After the christmas shoot it slowly progressed to us going to his mum’s place of practice more often and I started to really get into the whole thing. His Mum uses a very high tech bow, very lightweight with sights and everything. We, on the other hand, used old fashioned longbows, which is basically a piece of wood and a string!!
It started off well and I was hitting targets (most of the time) until I started to hurt my elbow. Every time I let go of the arrow the string would hit my elbow despite my best efforts to get it out of the way. It is rather painful as with most of these bows you pull around 40 lbs, which hurt when it hits you! I eventually started to adapt to having a permanent bruise on my elbow and it did knock my confidence. Instead of focusing on the target I was preparing myself for the pain of letting go of the arrow!
We then got invited to go on a field shoot, which is a weekend of walking around a forest shooting at animals. No, not real animals but cardboard cut outs in the shape of different animals, which are placed in different positions and at different distances. It was a great new experience but at the same time I was still worried about the elbow issue until I met a guy who was very experienced in archery. He noticed the bruise on my elbow (One would have had to be partially blind not to notice it) and he commented on it. I told him that I couldn’t seem to find a way of avoiding it. He asked me to show him what I did and immediately spotted where I went wrong. He told me that instead of gripping the bow while drawing the string just to let it rest naturally in the palm of my hand. That was it! For the rest of the weekend I was able to finally shoot without hurting myself.
I don’t know why I thought of this today but it leaves me with another question to ponder.
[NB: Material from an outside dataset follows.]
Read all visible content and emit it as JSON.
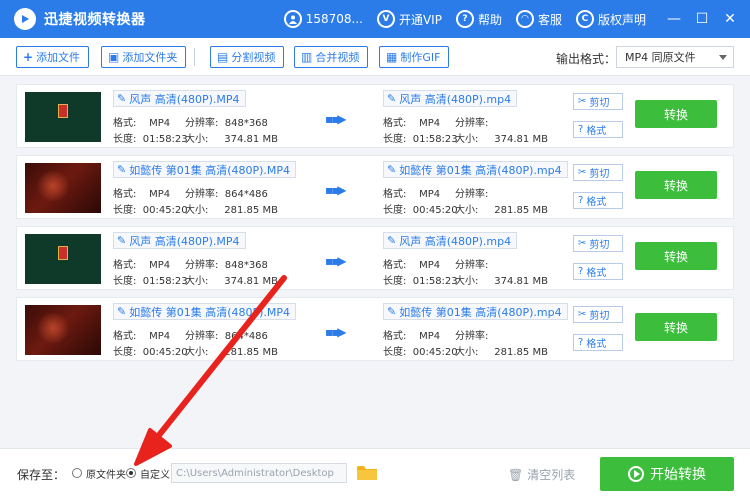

If all it took to eliminate a significant problem (at least for me) was one very small adjustment, then is it possible this same approach could be used in other areas of my life. Maybe I have a tendency to overcomplicate things when the solution may require nothing more than just little changes!